START Records provided
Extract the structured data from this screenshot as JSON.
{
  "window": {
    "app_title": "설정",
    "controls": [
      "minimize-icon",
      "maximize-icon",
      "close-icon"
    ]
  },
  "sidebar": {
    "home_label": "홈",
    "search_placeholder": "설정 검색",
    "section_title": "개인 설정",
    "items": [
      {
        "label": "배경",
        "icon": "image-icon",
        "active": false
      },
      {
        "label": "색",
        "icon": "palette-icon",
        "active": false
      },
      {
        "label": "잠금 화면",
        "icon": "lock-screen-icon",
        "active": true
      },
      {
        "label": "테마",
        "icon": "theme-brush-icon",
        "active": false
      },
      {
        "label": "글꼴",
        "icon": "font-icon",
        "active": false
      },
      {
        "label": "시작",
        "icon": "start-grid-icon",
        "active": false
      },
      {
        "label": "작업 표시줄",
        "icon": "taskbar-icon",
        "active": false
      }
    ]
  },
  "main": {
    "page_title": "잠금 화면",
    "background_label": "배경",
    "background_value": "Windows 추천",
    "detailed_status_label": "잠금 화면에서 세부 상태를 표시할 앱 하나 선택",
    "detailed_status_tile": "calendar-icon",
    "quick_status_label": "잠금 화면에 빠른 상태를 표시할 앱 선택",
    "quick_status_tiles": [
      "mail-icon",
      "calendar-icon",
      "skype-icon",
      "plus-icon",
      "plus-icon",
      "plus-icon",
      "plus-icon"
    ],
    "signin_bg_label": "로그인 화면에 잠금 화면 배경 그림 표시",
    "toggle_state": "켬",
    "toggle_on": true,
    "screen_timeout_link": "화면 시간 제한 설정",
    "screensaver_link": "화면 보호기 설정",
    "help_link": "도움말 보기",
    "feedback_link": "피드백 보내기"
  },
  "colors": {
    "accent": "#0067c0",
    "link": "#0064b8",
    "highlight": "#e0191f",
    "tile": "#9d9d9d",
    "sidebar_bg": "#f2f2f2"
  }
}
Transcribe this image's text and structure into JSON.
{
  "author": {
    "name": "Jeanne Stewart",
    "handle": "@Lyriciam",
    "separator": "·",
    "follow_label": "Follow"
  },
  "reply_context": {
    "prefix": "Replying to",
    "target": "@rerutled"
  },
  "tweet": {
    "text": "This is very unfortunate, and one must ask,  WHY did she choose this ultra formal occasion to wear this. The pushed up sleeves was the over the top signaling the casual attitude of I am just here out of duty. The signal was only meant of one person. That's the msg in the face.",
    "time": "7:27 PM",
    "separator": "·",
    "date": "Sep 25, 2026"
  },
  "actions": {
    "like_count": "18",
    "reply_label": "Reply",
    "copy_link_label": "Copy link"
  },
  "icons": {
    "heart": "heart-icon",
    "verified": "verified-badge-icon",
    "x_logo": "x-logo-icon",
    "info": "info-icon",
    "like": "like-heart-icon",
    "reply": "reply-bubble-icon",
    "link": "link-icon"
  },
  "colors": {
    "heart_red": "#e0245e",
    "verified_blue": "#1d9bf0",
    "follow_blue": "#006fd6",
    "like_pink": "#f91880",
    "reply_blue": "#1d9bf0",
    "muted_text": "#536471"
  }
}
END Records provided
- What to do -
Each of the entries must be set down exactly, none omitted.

- Solved problem -
Extract the structured data from this screenshot as JSON.
{
  "window": {
    "app_title": "설정",
    "controls": [
      "minimize-icon",
      "maximize-icon",
      "close-icon"
    ]
  },
  "sidebar": {
    "home_label": "홈",
    "search_placeholder": "설정 검색",
    "section_title": "개인 설정",
    "items": [
      {
        "label": "배경",
        "icon": "image-icon",
        "active": false
      },
      {
        "label": "색",
        "icon": "palette-icon",
        "active": false
      },
      {
        "label": "잠금 화면",
        "icon": "lock-screen-icon",
        "active": true
      },
      {
        "label": "테마",
        "icon": "theme-brush-icon",
        "active": false
      },
      {
        "label": "글꼴",
        "icon": "font-icon",
        "active": false
      },
      {
        "label": "시작",
        "icon": "start-grid-icon",
        "active": false
      },
      {
        "label": "작업 표시줄",
        "icon": "taskbar-icon",
        "active": false
      }
    ]
  },
  "main": {
    "page_title": "잠금 화면",
    "background_label": "배경",
    "background_value": "Windows 추천",
    "detailed_status_label": "잠금 화면에서 세부 상태를 표시할 앱 하나 선택",
    "detailed_status_tile": "calendar-icon",
    "quick_status_label": "잠금 화면에 빠른 상태를 표시할 앱 선택",
    "quick_status_tiles": [
      "mail-icon",
      "calendar-icon",
      "skype-icon",
      "plus-icon",
      "plus-icon",
      "plus-icon",
      "plus-icon"
    ],
    "signin_bg_label": "로그인 화면에 잠금 화면 배경 그림 표시",
    "toggle_state": "켬",
    "toggle_on": true,
    "screen_timeout_link": "화면 시간 제한 설정",
    "screensaver_link": "화면 보호기 설정",
    "help_link": "도움말 보기",
    "feedback_link": "피드백 보내기"
  },
  "colors": {
    "accent": "#0067c0",
    "link": "#0064b8",
    "highlight": "#e0191f",
    "tile": "#9d9d9d",
    "sidebar_bg": "#f2f2f2"
  }
}
Transcribe this image's text and structure into JSON.
{
  "author": {
    "name": "Jeanne Stewart",
    "handle": "@Lyriciam",
    "separator": "·",
    "follow_label": "Follow"
  },
  "reply_context": {
    "prefix": "Replying to",
    "target": "@rerutled"
  },
  "tweet": {
    "text": "This is very unfortunate, and one must ask,  WHY did she choose this ultra formal occasion to wear this. The pushed up sleeves was the over the top signaling the casual attitude of I am just here out of duty. The signal was only meant of one person. That's the msg in the face.",
    "time": "7:27 PM",
    "separator": "·",
    "date": "Sep 25, 2026"
  },
  "actions": {
    "like_count": "18",
    "reply_label": "Reply",
    "copy_link_label": "Copy link"
  },
  "icons": {
    "heart": "heart-icon",
    "verified": "verified-badge-icon",
    "x_logo": "x-logo-icon",
    "info": "info-icon",
    "like": "like-heart-icon",
    "reply": "reply-bubble-icon",
    "link": "link-icon"
  },
  "colors": {
    "heart_red": "#e0245e",
    "verified_blue": "#1d9bf0",
    "follow_blue": "#006fd6",
    "like_pink": "#f91880",
    "reply_blue": "#1d9bf0",
    "muted_text": "#536471"
  }
}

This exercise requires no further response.